The task:
Find every line in the data that contains the word "view". Return each of those lines.

(Website and app data records)

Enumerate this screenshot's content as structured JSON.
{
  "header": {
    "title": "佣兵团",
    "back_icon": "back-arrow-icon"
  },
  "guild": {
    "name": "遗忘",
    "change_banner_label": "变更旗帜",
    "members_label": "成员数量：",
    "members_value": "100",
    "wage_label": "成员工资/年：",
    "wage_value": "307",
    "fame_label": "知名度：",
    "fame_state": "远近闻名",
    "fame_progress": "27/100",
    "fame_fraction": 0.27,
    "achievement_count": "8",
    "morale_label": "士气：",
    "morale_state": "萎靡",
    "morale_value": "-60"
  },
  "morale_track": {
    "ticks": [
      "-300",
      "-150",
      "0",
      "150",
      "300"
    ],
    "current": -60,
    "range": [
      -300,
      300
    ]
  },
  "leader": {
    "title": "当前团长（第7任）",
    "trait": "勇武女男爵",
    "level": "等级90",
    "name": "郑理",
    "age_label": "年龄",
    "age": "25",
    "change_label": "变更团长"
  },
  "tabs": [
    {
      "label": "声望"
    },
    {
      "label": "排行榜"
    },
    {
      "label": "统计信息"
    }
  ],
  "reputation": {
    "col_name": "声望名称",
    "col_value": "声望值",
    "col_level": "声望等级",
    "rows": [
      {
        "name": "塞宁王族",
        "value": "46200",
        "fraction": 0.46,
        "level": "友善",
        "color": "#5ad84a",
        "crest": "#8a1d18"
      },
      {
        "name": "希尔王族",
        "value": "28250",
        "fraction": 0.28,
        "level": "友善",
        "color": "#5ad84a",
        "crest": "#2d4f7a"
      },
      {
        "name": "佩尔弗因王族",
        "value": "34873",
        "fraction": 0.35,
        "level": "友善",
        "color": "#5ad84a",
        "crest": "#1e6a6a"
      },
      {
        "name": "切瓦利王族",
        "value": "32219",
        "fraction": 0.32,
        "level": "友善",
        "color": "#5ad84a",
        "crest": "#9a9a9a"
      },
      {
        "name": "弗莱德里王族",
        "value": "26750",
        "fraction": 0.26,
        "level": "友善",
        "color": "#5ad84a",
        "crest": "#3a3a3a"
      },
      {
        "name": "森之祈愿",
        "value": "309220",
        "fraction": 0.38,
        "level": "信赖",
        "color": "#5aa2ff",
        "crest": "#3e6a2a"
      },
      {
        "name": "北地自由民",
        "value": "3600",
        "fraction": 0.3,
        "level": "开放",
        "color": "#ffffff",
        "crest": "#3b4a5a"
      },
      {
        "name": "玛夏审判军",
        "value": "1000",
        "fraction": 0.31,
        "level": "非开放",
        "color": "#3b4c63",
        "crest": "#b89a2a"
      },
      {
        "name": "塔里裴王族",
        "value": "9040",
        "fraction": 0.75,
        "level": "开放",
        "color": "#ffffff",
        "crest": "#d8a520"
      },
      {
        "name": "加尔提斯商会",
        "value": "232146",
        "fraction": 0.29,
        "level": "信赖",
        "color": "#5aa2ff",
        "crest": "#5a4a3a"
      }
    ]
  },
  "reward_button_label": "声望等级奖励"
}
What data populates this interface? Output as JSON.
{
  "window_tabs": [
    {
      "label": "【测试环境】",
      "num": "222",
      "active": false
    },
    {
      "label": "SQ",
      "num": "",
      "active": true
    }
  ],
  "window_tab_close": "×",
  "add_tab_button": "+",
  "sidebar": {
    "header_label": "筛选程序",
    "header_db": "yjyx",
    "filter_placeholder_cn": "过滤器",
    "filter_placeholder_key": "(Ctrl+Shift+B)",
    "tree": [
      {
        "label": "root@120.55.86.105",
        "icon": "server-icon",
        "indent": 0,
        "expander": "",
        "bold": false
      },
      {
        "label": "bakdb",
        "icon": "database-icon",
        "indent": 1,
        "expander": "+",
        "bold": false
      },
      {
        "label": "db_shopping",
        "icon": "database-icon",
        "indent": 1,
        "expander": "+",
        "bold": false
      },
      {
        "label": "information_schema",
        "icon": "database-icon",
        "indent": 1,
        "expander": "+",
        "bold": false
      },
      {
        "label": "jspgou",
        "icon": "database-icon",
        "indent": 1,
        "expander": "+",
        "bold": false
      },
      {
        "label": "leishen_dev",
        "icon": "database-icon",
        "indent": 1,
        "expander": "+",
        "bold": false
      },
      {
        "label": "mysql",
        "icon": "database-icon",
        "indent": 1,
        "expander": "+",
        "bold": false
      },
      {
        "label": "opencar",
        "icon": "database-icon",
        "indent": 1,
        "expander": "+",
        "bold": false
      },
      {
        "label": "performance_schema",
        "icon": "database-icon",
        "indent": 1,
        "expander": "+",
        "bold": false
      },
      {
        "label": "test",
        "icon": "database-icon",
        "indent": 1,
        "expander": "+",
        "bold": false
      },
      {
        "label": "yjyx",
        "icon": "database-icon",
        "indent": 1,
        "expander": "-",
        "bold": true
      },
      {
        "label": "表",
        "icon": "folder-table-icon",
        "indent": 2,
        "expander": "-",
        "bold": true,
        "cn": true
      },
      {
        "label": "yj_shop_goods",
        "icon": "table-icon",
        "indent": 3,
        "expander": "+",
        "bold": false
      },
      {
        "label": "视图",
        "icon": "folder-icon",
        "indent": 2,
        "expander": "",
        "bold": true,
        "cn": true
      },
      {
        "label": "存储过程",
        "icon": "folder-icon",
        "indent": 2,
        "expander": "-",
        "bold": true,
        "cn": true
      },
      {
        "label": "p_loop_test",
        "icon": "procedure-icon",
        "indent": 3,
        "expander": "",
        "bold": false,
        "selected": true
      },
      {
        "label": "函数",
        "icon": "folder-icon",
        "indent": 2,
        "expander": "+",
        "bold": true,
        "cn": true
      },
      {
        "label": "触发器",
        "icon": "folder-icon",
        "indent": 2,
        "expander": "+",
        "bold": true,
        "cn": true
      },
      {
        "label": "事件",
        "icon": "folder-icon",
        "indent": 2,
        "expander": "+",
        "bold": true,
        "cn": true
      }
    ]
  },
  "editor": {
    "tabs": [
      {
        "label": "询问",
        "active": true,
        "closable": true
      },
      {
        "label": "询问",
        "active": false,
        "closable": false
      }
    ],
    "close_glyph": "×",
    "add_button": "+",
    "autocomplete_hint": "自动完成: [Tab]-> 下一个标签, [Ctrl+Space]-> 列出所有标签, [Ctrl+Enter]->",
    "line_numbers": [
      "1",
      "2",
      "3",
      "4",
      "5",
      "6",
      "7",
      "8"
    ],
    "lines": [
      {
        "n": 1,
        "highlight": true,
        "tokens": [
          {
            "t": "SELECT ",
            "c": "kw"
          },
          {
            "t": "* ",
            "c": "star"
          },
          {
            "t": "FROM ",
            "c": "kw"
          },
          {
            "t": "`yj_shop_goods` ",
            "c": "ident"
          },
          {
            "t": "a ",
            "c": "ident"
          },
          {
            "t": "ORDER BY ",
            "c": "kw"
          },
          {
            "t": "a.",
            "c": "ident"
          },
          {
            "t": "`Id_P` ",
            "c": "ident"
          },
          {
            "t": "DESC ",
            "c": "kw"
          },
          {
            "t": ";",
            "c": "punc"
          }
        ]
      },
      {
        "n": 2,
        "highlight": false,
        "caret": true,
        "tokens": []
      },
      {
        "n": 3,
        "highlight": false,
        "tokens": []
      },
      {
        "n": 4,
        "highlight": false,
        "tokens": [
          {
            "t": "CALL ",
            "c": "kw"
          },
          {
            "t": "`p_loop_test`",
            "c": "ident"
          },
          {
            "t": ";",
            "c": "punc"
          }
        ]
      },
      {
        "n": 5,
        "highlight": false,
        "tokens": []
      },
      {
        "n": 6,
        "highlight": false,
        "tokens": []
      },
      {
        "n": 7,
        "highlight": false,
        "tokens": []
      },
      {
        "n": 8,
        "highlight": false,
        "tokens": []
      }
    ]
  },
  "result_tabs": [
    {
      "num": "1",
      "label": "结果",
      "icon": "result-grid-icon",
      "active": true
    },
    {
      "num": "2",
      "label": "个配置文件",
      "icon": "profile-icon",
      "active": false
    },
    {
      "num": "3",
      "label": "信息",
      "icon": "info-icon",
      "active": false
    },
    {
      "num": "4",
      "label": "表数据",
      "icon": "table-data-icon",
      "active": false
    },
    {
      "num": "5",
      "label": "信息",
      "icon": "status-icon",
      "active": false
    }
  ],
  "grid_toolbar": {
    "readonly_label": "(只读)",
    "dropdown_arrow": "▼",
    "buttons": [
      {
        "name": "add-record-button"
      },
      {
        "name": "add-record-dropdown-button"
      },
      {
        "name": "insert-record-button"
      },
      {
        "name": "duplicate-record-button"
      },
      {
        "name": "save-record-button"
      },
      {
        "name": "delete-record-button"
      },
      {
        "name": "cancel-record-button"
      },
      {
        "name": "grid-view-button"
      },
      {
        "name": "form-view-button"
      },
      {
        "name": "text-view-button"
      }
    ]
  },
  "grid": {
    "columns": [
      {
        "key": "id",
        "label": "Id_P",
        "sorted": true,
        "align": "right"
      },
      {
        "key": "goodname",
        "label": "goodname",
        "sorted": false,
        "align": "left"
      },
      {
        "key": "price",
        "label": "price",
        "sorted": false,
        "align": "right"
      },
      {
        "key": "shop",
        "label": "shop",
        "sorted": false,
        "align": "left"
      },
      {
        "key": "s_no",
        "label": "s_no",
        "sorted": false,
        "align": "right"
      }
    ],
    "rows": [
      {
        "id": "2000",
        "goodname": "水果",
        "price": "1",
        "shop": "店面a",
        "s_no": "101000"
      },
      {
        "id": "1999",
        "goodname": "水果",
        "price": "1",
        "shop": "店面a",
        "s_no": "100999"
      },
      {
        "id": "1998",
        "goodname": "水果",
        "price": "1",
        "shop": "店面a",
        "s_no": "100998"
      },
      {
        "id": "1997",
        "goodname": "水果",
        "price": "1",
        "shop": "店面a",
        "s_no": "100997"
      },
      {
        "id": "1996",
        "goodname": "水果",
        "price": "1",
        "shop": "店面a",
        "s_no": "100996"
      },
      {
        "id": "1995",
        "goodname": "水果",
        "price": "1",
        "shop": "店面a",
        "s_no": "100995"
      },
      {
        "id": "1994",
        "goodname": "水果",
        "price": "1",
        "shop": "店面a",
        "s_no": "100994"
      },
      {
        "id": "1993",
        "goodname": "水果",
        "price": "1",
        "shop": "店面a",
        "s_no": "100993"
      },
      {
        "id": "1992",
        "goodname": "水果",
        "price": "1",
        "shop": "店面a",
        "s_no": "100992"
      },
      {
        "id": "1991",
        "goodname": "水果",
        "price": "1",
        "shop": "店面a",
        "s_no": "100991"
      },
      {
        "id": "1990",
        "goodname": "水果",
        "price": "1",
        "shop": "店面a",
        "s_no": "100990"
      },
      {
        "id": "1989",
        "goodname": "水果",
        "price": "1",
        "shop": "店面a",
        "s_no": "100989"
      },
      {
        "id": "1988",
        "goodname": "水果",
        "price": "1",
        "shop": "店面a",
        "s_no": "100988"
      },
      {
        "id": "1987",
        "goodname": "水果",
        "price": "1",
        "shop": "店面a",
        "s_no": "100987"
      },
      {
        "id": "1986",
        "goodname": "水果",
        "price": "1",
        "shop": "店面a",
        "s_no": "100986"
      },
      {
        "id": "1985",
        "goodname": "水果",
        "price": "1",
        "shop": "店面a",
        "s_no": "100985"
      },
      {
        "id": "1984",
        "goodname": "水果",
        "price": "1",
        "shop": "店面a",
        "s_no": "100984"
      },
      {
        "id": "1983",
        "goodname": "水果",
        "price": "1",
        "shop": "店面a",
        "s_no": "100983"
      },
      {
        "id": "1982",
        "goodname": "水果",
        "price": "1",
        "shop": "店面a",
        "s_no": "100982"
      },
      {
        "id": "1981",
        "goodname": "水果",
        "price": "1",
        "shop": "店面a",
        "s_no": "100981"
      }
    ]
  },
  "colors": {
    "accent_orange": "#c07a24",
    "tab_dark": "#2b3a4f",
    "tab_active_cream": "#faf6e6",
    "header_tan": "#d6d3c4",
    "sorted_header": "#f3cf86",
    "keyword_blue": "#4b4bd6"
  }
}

Exercise answer:
        "name": "grid-view-button"
        "name": "form-view-button"
        "name": "text-view-button"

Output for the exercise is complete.